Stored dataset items
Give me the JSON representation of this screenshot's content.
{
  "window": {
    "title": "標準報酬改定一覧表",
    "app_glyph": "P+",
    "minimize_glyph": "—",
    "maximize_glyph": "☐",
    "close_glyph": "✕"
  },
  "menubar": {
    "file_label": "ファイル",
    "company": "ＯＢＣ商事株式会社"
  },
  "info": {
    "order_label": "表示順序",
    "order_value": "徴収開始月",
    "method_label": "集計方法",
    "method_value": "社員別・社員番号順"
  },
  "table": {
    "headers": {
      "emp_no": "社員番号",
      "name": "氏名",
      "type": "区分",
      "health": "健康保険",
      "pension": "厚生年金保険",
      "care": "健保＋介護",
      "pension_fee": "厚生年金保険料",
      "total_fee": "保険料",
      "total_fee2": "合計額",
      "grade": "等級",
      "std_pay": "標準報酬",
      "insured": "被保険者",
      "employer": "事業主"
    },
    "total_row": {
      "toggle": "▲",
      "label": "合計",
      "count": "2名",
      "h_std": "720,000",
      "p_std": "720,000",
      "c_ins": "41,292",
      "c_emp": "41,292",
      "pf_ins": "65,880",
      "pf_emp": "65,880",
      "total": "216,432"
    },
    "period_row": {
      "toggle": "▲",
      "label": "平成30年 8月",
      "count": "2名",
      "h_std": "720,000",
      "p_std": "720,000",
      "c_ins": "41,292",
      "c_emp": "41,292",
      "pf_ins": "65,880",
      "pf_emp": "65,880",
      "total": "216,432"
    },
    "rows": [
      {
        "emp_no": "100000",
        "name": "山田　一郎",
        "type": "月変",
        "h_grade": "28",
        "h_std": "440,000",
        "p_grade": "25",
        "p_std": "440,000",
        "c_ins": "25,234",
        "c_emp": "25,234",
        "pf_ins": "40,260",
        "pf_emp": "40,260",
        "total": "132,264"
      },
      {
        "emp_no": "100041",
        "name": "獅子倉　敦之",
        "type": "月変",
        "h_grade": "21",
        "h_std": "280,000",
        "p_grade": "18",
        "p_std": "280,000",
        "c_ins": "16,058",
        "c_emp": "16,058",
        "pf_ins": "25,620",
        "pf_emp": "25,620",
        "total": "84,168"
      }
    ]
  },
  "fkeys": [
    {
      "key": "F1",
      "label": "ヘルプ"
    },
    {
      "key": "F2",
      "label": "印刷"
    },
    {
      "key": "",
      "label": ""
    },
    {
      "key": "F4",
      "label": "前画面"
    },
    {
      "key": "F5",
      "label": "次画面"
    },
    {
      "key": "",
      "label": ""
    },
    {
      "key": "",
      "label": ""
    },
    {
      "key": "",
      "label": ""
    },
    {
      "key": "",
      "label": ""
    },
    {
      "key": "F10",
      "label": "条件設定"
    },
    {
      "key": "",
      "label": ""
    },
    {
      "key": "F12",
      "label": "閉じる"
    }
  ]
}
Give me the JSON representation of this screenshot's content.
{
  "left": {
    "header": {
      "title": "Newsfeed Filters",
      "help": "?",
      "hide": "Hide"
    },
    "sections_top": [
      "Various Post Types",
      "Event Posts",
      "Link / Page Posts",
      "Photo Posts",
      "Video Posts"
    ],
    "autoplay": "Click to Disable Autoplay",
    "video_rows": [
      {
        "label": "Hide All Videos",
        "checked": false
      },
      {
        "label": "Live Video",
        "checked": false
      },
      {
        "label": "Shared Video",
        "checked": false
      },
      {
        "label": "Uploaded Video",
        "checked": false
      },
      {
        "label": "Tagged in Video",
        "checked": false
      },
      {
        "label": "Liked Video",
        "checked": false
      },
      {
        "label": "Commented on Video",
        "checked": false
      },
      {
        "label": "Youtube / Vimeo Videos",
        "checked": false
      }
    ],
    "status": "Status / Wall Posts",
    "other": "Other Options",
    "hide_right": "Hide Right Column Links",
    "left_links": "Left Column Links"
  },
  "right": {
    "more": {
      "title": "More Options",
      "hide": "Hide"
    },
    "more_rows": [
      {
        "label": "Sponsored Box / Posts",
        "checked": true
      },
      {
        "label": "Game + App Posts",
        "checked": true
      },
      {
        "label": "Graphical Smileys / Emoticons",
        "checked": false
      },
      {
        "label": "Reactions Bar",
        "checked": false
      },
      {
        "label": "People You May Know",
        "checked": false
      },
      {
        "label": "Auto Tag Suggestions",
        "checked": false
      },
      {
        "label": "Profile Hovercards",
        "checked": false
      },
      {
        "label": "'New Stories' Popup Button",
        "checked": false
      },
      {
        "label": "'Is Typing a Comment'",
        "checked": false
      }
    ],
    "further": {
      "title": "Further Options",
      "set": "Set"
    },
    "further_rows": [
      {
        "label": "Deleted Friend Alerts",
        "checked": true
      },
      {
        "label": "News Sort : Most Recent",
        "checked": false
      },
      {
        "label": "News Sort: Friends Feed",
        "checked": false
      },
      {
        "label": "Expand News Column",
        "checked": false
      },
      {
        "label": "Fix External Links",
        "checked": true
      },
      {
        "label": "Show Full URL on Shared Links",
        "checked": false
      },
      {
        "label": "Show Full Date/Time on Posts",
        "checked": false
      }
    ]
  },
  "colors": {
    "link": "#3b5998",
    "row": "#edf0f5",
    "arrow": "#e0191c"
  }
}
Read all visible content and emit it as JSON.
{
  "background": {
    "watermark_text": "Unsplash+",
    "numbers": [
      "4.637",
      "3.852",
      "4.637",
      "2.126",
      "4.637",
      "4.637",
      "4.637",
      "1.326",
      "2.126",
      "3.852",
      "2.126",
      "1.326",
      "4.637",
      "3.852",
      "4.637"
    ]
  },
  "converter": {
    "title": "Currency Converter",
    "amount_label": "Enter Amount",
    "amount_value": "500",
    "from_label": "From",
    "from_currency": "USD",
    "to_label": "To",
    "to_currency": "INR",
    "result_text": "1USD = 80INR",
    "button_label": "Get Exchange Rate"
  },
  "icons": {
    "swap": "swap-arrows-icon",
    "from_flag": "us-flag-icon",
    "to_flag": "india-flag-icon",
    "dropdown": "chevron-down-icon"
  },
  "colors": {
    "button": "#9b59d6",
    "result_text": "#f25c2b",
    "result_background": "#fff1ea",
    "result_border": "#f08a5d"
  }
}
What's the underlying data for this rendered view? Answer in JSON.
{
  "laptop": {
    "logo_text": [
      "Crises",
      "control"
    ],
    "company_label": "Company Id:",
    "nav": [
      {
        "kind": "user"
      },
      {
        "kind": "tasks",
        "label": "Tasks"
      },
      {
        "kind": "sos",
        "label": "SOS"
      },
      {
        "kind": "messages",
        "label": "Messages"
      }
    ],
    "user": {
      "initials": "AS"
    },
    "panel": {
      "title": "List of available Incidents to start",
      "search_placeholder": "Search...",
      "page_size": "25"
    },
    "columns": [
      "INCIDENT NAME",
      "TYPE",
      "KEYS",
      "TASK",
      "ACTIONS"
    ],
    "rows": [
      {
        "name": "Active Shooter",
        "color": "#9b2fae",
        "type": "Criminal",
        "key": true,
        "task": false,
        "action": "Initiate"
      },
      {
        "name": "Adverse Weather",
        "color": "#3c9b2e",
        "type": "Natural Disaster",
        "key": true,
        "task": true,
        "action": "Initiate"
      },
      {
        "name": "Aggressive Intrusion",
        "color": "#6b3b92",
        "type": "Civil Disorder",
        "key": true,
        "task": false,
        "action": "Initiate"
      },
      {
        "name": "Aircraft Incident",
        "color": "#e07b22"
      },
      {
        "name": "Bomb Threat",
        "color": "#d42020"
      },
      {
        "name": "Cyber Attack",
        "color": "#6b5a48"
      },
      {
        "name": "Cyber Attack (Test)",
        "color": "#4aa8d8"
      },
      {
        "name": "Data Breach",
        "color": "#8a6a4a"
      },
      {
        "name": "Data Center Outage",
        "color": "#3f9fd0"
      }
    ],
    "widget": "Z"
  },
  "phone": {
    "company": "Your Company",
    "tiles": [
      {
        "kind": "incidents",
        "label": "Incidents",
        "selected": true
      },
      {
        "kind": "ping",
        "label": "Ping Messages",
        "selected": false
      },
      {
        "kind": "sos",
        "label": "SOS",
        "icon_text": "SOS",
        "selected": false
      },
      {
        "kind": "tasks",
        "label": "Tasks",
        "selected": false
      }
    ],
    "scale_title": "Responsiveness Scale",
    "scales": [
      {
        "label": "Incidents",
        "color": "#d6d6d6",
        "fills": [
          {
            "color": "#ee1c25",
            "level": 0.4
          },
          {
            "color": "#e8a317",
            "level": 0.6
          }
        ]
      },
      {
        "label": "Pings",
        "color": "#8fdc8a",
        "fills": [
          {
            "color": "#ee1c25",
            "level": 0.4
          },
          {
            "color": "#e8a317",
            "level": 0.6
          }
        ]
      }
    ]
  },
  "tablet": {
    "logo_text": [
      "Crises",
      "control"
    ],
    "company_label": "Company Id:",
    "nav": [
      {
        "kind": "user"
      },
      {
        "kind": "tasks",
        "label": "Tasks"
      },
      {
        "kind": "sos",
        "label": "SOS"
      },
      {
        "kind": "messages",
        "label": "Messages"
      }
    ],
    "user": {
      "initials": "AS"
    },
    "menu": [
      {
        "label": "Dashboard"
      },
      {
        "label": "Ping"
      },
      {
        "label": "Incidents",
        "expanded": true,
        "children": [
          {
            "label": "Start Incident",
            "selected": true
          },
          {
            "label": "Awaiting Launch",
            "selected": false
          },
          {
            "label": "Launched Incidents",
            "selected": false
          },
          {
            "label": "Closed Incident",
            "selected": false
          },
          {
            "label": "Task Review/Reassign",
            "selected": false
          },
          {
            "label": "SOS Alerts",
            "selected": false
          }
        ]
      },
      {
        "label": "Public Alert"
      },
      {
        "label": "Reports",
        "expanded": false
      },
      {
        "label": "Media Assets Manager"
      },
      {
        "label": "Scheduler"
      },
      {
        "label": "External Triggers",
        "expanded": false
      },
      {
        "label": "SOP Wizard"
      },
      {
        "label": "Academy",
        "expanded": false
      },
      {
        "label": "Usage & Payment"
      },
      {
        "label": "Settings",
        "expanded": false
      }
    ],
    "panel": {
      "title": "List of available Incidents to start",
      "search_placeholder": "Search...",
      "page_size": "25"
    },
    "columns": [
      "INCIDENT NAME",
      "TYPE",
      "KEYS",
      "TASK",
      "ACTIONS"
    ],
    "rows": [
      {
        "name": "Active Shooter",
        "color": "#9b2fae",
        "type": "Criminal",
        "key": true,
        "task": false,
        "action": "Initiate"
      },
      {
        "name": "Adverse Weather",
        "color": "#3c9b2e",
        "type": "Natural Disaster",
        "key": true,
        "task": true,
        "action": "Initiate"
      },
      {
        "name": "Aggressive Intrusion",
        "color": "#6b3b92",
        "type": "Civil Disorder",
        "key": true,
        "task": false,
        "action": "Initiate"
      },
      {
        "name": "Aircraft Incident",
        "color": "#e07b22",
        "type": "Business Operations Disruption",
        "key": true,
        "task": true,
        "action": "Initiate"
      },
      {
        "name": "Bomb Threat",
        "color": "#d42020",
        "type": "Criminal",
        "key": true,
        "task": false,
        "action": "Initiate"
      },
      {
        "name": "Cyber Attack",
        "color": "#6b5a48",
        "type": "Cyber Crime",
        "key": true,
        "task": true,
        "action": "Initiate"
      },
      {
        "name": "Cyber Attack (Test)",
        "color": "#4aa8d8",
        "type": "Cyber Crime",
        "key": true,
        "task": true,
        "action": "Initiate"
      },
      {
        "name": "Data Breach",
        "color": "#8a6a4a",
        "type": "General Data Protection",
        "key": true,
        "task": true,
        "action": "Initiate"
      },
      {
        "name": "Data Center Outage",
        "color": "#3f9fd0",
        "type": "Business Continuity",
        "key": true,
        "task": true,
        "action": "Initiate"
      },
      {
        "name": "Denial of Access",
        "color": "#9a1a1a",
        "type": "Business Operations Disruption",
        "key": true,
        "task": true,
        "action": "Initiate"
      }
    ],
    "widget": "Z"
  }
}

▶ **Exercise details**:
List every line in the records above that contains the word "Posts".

▶ **Answer box**:
      "Event Posts",
      "Link / Page Posts",
      "Photo Posts",
      "Video Posts"
    "status": "Status / Wall Posts",
        "label": "Sponsored Box / Posts",
        "label": "Game + App Posts",
        "label": "Show Full Date/Time on Posts",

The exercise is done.